The article is a presentation of a South African research project in which researchers in the fields of ritual-liturgical studies and social development are collaborating to explore the role of religious ritual in the kinds of social capital formation that have a direct significance and implication for alleviating poverty and promoting social development at grassroots level. Focusing on Christian congregations in poor socio-economic contexts in the Western Cape and KwaZulu-Natal, the aim of the research is to understand social capital formation through the lens of religious ritual. The research project builds on the hypothesis that social capital has a role to play in the related goals of poverty alleviation and social development, something which it seeks to conceptualise and explore in greater detail. Within this framework the discussion explores and contextualises the conceptual link between social capital and the practice of religious ritual in present-day South African society by drawing on existing research and theoretical debates, both nationally and internationally. This enables the authors to present some additional notes on the key theoretical, conceptual and methodological points of departure of the undertaken project. These are followed by a number of concluding observations about the modes of investigation and action steps through which the research topic is currently being further developed.

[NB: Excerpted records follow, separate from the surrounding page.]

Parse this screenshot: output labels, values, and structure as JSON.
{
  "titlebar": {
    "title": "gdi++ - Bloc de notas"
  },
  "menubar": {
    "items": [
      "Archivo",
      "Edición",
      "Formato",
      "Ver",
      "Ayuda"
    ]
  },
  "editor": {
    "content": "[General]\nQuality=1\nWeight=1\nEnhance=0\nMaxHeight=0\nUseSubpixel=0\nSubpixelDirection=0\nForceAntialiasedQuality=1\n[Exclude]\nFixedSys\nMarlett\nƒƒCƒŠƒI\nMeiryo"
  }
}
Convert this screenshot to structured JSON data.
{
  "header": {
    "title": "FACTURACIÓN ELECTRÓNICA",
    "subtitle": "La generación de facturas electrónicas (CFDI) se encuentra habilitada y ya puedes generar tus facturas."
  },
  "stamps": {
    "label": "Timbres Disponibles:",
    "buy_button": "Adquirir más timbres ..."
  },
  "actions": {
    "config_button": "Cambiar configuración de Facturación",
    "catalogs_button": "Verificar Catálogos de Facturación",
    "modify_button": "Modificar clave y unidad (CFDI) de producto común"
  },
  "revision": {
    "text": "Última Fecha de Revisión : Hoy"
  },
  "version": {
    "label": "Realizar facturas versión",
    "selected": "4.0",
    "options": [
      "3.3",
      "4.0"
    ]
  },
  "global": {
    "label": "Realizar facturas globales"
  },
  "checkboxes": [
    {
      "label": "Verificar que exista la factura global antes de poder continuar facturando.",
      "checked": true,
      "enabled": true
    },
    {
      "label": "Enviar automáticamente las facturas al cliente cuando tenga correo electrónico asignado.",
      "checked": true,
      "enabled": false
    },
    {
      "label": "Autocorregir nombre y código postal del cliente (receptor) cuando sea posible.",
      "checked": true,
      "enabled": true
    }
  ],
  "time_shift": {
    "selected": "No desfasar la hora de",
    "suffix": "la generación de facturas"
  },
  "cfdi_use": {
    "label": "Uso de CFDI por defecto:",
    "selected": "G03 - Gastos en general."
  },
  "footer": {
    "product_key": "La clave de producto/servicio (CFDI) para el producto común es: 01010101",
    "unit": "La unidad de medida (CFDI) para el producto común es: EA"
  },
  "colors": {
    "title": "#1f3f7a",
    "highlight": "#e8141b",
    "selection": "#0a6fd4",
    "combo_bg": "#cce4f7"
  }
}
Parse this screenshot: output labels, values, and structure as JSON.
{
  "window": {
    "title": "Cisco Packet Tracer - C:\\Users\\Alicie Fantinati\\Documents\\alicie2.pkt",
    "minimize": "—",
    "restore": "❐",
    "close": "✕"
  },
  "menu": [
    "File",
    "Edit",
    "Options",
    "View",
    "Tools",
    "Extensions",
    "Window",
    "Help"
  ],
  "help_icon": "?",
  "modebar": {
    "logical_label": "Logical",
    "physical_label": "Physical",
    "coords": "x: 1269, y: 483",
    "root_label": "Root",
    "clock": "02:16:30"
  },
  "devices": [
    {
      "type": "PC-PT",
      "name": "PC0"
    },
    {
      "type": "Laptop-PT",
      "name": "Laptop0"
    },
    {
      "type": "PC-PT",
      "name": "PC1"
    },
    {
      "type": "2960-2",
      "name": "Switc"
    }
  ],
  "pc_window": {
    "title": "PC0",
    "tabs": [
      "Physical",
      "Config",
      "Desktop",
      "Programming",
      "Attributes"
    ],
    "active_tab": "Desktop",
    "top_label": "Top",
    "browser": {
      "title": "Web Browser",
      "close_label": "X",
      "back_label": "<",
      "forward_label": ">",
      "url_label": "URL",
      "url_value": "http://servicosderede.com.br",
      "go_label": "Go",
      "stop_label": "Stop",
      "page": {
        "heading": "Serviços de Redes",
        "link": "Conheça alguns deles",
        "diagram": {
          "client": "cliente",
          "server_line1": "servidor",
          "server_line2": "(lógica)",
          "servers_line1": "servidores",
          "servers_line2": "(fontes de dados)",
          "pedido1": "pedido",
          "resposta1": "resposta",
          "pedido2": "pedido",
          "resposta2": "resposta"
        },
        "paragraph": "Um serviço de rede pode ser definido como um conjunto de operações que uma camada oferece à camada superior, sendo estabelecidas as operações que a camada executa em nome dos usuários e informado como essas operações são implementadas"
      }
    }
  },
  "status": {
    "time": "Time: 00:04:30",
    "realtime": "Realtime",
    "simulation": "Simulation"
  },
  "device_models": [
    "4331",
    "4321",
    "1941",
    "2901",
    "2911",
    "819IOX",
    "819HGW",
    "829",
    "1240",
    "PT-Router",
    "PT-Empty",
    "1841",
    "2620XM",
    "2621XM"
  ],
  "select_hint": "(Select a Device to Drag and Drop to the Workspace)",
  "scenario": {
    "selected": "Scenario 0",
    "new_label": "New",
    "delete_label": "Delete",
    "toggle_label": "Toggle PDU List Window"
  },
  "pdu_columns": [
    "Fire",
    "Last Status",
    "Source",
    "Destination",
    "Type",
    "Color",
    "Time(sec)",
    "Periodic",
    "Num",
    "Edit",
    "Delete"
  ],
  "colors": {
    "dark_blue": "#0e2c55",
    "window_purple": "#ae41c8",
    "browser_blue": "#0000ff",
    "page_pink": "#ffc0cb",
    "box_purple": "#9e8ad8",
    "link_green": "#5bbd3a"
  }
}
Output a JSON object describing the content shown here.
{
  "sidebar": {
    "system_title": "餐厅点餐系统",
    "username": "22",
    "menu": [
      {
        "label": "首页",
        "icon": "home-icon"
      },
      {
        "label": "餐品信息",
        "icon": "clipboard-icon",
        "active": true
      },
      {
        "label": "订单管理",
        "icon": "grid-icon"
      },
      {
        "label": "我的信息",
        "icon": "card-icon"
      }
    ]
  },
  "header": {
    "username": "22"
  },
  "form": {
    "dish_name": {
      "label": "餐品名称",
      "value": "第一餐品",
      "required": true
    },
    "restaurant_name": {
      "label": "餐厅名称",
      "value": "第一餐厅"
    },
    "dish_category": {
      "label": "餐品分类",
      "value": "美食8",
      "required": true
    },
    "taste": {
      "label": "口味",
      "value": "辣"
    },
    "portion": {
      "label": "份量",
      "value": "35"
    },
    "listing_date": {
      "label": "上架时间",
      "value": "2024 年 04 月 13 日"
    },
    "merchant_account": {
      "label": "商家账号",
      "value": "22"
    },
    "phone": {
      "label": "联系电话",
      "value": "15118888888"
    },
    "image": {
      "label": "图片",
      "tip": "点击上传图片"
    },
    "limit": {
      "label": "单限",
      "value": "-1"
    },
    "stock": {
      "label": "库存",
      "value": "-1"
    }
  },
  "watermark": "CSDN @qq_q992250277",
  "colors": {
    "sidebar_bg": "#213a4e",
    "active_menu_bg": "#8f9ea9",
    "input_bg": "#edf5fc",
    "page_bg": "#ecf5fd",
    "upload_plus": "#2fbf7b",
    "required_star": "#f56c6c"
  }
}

This article introduces Religion & Development as a new transdisciplinary journal focusing on the nexus between religion and development. It outlines the motivation for establishing the new periodical along three central themes: the move towards sustainable development as dominant development paradigm; the reinvigoration of the post-development debate; and the emerging academic, policy and practice field of religion and development. The discussion proceeds to highlight the envisaged task of the journal as well as its transdisciplinary and collaborative span. Moreover, it delineates Religion & Development’s core editorial policies, before setting the scene for the contributions of the journal’s first issue.